Accompanied by his foreign and industry ministers, Bashir was met by Libyan Prime Minister Baghdadi Mahmoudi, Jana said.
Earlier, Bashir’s office had said the president would be travelling to Ethiopia.
Gaddafi has criticised the warrant, issued by the International Criminal Court (ICC) on March 4. He told UN chief Ban Ki-moon it constituted a "grave precedent against the independence of less powerful states, their sovereignty and their political choices."
Gaddafi, the current African Union chief, said the ICC was "selective" and that the court, based in The Hague, was "employing a policy of double standards in targeting African and third-world states."
On Monday, defying the warrant, Bashir paid a visit to Eritrea and talks with Issaias Afeworki.
That was followed on Wednesday by a trip to Egypt and a meeting with President Hosni Mubarak.
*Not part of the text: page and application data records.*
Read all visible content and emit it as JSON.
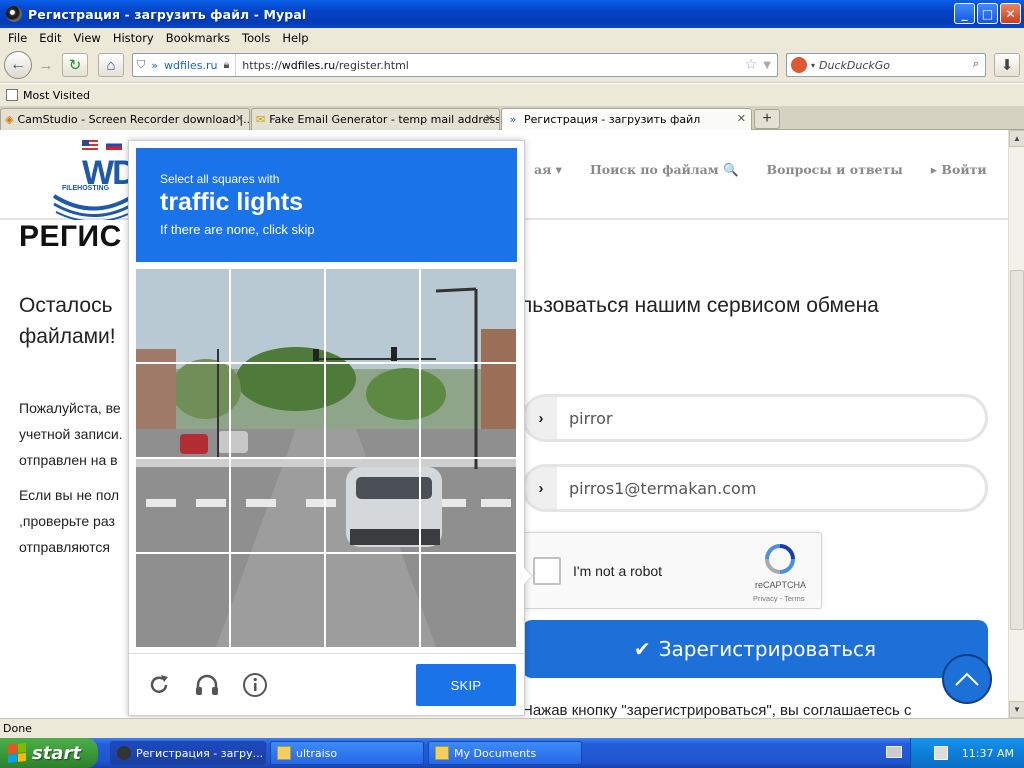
{
  "window": {
    "title": "Регистрация - загрузить файл - Mypal",
    "minimize": "_",
    "maximize": "□",
    "close": "✕"
  },
  "menu": [
    "File",
    "Edit",
    "View",
    "History",
    "Bookmarks",
    "Tools",
    "Help"
  ],
  "nav": {
    "site_identity": "wdfiles.ru",
    "url_prefix": "https://",
    "url_host": "wdfiles.ru",
    "url_path": "/register.html",
    "search_placeholder": "DuckDuckGo"
  },
  "bookmarks": {
    "most_visited": "Most Visited"
  },
  "tabs": [
    {
      "label": "CamStudio - Screen Recorder download |...",
      "close": "✕"
    },
    {
      "label": "Fake Email Generator - temp mail address",
      "close": "✕"
    },
    {
      "label": "Регистрация - загрузить файл",
      "close": "✕"
    }
  ],
  "new_tab": "+",
  "site": {
    "logo_text": "WD",
    "logo_sub": "FILEHOSTING",
    "nav_partial": "ая ▾",
    "nav_search": "Поиск по файлам 🔍",
    "nav_faq": "Вопросы и ответы",
    "nav_login": "▸ Войти"
  },
  "page": {
    "title": "РЕГИС",
    "lead_line1_left": "Осталось",
    "lead_line1_right": "льзоваться нашим сервисом обмена",
    "lead_line2": "файлами!",
    "para1": [
      "Пожалуйста, ве",
      "учетной записи.",
      "отправлен на в"
    ],
    "para2": [
      "Если вы не пол",
      ",проверьте раз",
      "отправляются"
    ],
    "username_value": "pirror",
    "email_value": "pirros1@termakan.com",
    "field_arrow": "›",
    "recaptcha_label": "I'm not a robot",
    "recaptcha_brand": "reCAPTCHA",
    "recaptcha_links": "Privacy - Terms",
    "register_check": "✔",
    "register_label": "Зарегистрироваться",
    "agree_text": "Нажав кнопку \"зарегистрироваться\", вы соглашаетесь с"
  },
  "challenge": {
    "line1": "Select all squares with",
    "line2": "traffic lights",
    "line3": "If there are none, click skip",
    "skip_label": "SKIP",
    "colors": {
      "header": "#1a73e8",
      "button": "#1a73e8"
    }
  },
  "status": {
    "text": "Done"
  },
  "taskbar": {
    "start": "start",
    "tasks": [
      {
        "label": "Регистрация - загру..."
      },
      {
        "label": "ultraiso"
      },
      {
        "label": "My Documents"
      }
    ],
    "clock": "11:37 AM"
  },
  "colors": {
    "accent": "#1c70d7",
    "titlebar": "#0443c6",
    "chrome": "#ece9d8"
  }
}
Afterwards, Foreign Minister Ahmed Abul Gheit said that, in common with other Arab and African states, Egypt "does not accept the court’s manner in dealing with the Sudanese president."
But the office of ICC prosecutor Luis Moreno-Ocampo warned Bashir on Wednesday that there is no way for him continue business as usual and avoid being held to account.
Libya, Eritrea and Egypt are not parties to the Rome treaty that created the ICC, the world’s first permanent war crimes tribunal.
The ICC does not have a police force and calls on signatory states to implement warrants. However, all United Nations member states are urged to cooperate with The Hague-based court.
Even the United States, where the administration of former president George W. Bush described the Darfur conflict as genocidal, said on Tuesday it was under "no legal obligation" to arrest Bashir as it was not a signatory to the Rome statute.
On Wednesday, an Ocampo spokesman renewed the ICC prosecutor’s call for "all political leaders who might meet Omar el-Bashir to explain to him there is no possible way out."
"There can be no question of ‘business as usual’ with someone who is the subject of an arrest warrant on charges of such crimes," the spokesman said.
Doubts have been raised over whether Bashir will attend an Arab summit in Doha at the end of the month, with Sudan’s highest religious authority, the Committee of Muslim Scholars, issuing a fatwa, or edict, urging him not to go.
The United Nations says 300,000 people have died – many from disease and hunger – and 2.7 million been made homeless by the Darfur conflict, which erupted in 2003.
Khartoum puts the death toll at 10,000.
Many African and Arab states, along with key Khartoum ally China, have condemned the ICC move and called for the warrant to be suspended.